Dataset records:
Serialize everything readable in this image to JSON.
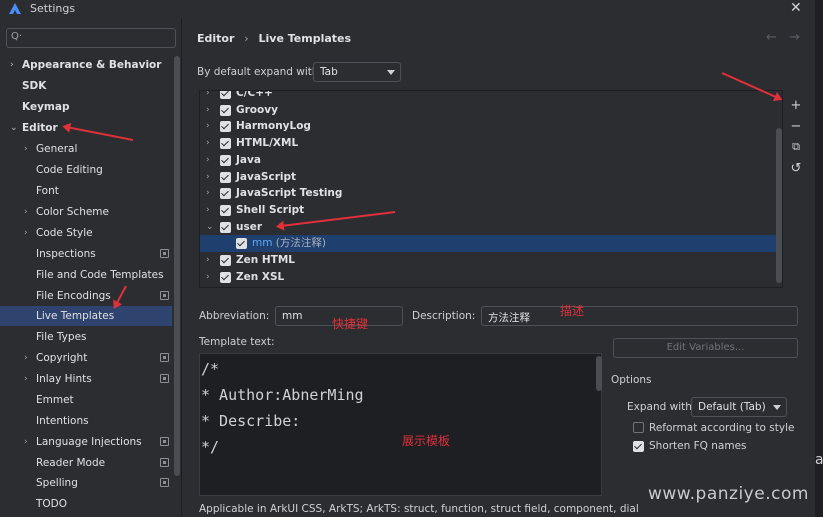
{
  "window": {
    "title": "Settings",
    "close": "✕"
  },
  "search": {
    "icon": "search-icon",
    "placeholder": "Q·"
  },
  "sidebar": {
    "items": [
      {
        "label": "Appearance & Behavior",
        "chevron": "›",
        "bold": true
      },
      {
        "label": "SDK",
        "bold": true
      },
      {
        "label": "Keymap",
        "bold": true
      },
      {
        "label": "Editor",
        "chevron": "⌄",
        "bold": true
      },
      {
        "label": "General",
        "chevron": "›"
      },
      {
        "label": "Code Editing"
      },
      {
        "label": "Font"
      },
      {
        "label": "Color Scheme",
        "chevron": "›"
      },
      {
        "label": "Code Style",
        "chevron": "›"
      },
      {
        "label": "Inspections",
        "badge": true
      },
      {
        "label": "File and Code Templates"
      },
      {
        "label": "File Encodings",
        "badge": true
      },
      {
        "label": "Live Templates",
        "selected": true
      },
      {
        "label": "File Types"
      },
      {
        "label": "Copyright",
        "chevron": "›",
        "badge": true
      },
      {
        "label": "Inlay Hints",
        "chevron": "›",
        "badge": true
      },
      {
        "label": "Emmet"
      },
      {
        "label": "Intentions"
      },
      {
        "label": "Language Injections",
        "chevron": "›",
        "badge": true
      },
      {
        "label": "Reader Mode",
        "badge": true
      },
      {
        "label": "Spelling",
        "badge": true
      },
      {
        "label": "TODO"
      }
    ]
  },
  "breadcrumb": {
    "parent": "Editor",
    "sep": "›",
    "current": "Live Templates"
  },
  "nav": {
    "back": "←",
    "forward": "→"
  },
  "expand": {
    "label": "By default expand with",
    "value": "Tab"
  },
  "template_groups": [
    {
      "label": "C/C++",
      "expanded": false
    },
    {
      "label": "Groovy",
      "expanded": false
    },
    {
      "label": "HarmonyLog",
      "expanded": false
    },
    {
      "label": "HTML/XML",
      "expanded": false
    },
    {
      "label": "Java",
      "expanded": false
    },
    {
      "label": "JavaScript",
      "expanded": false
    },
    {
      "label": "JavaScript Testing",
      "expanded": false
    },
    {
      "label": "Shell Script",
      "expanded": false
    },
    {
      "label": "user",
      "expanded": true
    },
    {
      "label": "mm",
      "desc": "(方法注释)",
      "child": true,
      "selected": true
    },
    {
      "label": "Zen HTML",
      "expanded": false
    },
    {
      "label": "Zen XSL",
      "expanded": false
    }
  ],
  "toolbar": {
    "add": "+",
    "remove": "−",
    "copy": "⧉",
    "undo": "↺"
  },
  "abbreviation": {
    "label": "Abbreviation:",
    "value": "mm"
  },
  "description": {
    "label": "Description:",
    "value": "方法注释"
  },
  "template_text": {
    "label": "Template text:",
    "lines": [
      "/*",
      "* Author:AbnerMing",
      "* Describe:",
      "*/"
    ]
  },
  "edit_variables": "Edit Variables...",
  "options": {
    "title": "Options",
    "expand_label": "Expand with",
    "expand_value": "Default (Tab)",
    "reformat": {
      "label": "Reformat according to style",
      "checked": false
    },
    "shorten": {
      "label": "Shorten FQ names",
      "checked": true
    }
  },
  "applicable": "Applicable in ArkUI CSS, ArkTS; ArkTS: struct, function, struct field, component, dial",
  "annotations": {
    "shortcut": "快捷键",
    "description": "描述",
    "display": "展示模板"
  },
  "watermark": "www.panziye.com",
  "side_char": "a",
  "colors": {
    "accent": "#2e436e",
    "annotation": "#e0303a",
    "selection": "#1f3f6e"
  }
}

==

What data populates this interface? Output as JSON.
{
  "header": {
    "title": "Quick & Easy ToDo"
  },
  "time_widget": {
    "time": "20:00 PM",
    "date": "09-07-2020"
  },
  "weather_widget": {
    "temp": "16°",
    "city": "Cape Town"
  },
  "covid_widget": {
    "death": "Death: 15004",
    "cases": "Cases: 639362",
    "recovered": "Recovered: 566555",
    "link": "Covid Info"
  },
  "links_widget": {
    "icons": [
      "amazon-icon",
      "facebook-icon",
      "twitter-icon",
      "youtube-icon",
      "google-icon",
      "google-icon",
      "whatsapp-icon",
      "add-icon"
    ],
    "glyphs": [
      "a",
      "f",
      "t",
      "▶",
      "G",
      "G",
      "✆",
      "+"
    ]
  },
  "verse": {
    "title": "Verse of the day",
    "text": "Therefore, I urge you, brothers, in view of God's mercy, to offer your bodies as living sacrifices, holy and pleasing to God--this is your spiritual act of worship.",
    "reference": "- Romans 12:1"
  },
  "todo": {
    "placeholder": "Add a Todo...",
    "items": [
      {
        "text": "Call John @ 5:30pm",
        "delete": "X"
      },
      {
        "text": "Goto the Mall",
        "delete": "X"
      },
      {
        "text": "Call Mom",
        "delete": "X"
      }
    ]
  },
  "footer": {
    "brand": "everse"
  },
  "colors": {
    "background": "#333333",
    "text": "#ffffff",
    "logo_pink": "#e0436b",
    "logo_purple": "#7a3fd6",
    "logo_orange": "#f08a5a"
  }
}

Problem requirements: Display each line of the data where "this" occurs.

Output of the task:
Serialize everything readable in this image to JSON.
What data populates this interface? Output as JSON.
    "text": "Therefore, I urge you, brothers, in view of God's mercy, to offer your bodies as living sacrifices, holy and pleasing to God--this is your spiritual act of worship.",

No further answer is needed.